* _Study material_:
----------

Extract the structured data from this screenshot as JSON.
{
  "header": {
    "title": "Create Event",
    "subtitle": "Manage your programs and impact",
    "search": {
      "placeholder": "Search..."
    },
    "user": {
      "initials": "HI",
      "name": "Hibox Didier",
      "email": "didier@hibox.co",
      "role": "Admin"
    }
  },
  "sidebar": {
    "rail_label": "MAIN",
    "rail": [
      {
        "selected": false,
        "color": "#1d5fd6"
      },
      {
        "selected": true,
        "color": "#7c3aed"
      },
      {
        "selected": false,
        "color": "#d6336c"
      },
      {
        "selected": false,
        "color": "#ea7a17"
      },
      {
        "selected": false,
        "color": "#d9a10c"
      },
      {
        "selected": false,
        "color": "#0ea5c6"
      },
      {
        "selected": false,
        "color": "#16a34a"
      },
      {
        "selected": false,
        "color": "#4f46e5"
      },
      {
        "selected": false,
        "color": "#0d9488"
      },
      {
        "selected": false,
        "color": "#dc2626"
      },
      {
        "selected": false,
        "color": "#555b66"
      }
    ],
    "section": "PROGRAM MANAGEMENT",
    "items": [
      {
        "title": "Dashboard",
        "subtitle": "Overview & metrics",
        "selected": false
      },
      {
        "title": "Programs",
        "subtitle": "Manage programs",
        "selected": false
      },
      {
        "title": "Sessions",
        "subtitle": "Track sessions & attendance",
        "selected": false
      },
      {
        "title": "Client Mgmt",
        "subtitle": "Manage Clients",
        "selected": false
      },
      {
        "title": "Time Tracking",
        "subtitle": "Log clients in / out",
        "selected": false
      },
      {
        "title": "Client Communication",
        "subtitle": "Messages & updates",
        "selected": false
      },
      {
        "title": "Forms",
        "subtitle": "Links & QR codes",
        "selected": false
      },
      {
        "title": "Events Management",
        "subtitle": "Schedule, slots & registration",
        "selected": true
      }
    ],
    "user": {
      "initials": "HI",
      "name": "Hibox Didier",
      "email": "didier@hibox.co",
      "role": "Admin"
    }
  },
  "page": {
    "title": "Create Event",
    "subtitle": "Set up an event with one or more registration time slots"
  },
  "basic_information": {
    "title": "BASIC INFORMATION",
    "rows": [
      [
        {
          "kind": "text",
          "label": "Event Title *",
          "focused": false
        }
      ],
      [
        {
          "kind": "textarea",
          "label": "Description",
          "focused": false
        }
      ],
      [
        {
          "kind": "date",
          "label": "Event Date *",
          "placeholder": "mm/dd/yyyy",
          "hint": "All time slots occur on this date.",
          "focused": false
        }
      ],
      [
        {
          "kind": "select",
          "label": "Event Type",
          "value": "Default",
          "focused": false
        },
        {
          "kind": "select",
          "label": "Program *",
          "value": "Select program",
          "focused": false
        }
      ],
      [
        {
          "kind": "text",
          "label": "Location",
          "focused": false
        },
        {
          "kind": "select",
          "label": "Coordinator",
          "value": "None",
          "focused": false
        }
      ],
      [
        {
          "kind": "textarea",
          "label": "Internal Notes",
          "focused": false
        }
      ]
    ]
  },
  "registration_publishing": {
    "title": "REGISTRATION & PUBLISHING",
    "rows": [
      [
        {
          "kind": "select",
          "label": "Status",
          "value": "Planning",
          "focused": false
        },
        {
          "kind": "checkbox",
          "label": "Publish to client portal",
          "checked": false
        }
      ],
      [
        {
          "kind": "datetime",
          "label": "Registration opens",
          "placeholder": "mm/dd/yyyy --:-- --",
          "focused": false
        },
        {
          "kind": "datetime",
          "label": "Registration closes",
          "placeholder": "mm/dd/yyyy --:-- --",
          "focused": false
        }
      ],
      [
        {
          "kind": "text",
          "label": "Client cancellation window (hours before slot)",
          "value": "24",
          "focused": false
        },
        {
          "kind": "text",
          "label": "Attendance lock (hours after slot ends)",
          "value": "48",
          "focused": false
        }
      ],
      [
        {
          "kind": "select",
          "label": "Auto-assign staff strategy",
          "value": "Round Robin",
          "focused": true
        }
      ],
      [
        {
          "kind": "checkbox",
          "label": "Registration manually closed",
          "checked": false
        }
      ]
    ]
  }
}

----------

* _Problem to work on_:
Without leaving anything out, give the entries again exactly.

* _Exercise result_:
Extract the structured data from this screenshot as JSON.
{
  "header": {
    "title": "Create Event",
    "subtitle": "Manage your programs and impact",
    "search": {
      "placeholder": "Search..."
    },
    "user": {
      "initials": "HI",
      "name": "Hibox Didier",
      "email": "didier@hibox.co",
      "role": "Admin"
    }
  },
  "sidebar": {
    "rail_label": "MAIN",
    "rail": [
      {
        "selected": false,
        "color": "#1d5fd6"
      },
      {
        "selected": true,
        "color": "#7c3aed"
      },
      {
        "selected": false,
        "color": "#d6336c"
      },
      {
        "selected": false,
        "color": "#ea7a17"
      },
      {
        "selected": false,
        "color": "#d9a10c"
      },
      {
        "selected": false,
        "color": "#0ea5c6"
      },
      {
        "selected": false,
        "color": "#16a34a"
      },
      {
        "selected": false,
        "color": "#4f46e5"
      },
      {
        "selected": false,
        "color": "#0d9488"
      },
      {
        "selected": false,
        "color": "#dc2626"
      },
      {
        "selected": false,
        "color": "#555b66"
      }
    ],
    "section": "PROGRAM MANAGEMENT",
    "items": [
      {
        "title": "Dashboard",
        "subtitle": "Overview & metrics",
        "selected": false
      },
      {
        "title": "Programs",
        "subtitle": "Manage programs",
        "selected": false
      },
      {
        "title": "Sessions",
        "subtitle": "Track sessions & attendance",
        "selected": false
      },
      {
        "title": "Client Mgmt",
        "subtitle": "Manage Clients",
        "selected": false
      },
      {
        "title": "Time Tracking",
        "subtitle": "Log clients in / out",
        "selected": false
      },
      {
        "title": "Client Communication",
        "subtitle": "Messages & updates",
        "selected": false
      },
      {
        "title": "Forms",
        "subtitle": "Links & QR codes",
        "selected": false
      },
      {
        "title": "Events Management",
        "subtitle": "Schedule, slots & registration",
        "selected": true
      }
    ],
    "user": {
      "initials": "HI",
      "name": "Hibox Didier",
      "email": "didier@hibox.co",
      "role": "Admin"
    }
  },
  "page": {
    "title": "Create Event",
    "subtitle": "Set up an event with one or more registration time slots"
  },
  "basic_information": {
    "title": "BASIC INFORMATION",
    "rows": [
      [
        {
          "kind": "text",
          "label": "Event Title *",
          "focused": false
        }
      ],
      [
        {
          "kind": "textarea",
          "label": "Description",
          "focused": false
        }
      ],
      [
        {
          "kind": "date",
          "label": "Event Date *",
          "placeholder": "mm/dd/yyyy",
          "hint": "All time slots occur on this date.",
          "focused": false
        }
      ],
      [
        {
          "kind": "select",
          "label": "Event Type",
          "value": "Default",
          "focused": false
        },
        {
          "kind": "select",
          "label": "Program *",
          "value": "Select program",
          "focused": false
        }
      ],
      [
        {
          "kind": "text",
          "label": "Location",
          "focused": false
        },
        {
          "kind": "select",
          "label": "Coordinator",
          "value": "None",
          "focused": false
        }
      ],
      [
        {
          "kind": "textarea",
          "label": "Internal Notes",
          "focused": false
        }
      ]
    ]
  },
  "registration_publishing": {
    "title": "REGISTRATION & PUBLISHING",
    "rows": [
      [
        {
          "kind": "select",
          "label": "Status",
          "value": "Planning",
          "focused": false
        },
        {
          "kind": "checkbox",
          "label": "Publish to client portal",
          "checked": false
        }
      ],
      [
        {
          "kind": "datetime",
          "label": "Registration opens",
          "placeholder": "mm/dd/yyyy --:-- --",
          "focused": false
        },
        {
          "kind": "datetime",
          "label": "Registration closes",
          "placeholder": "mm/dd/yyyy --:-- --",
          "focused": false
        }
      ],
      [
        {
          "kind": "text",
          "label": "Client cancellation window (hours before slot)",
          "value": "24",
          "focused": false
        },
        {
          "kind": "text",
          "label": "Attendance lock (hours after slot ends)",
          "value": "48",
          "focused": false
        }
      ],
      [
        {
          "kind": "select",
          "label": "Auto-assign staff strategy",
          "value": "Round Robin",
          "focused": true
        }
      ],
      [
        {
          "kind": "checkbox",
          "label": "Registration manually closed",
          "checked": false
        }
      ]
    ]
  }
}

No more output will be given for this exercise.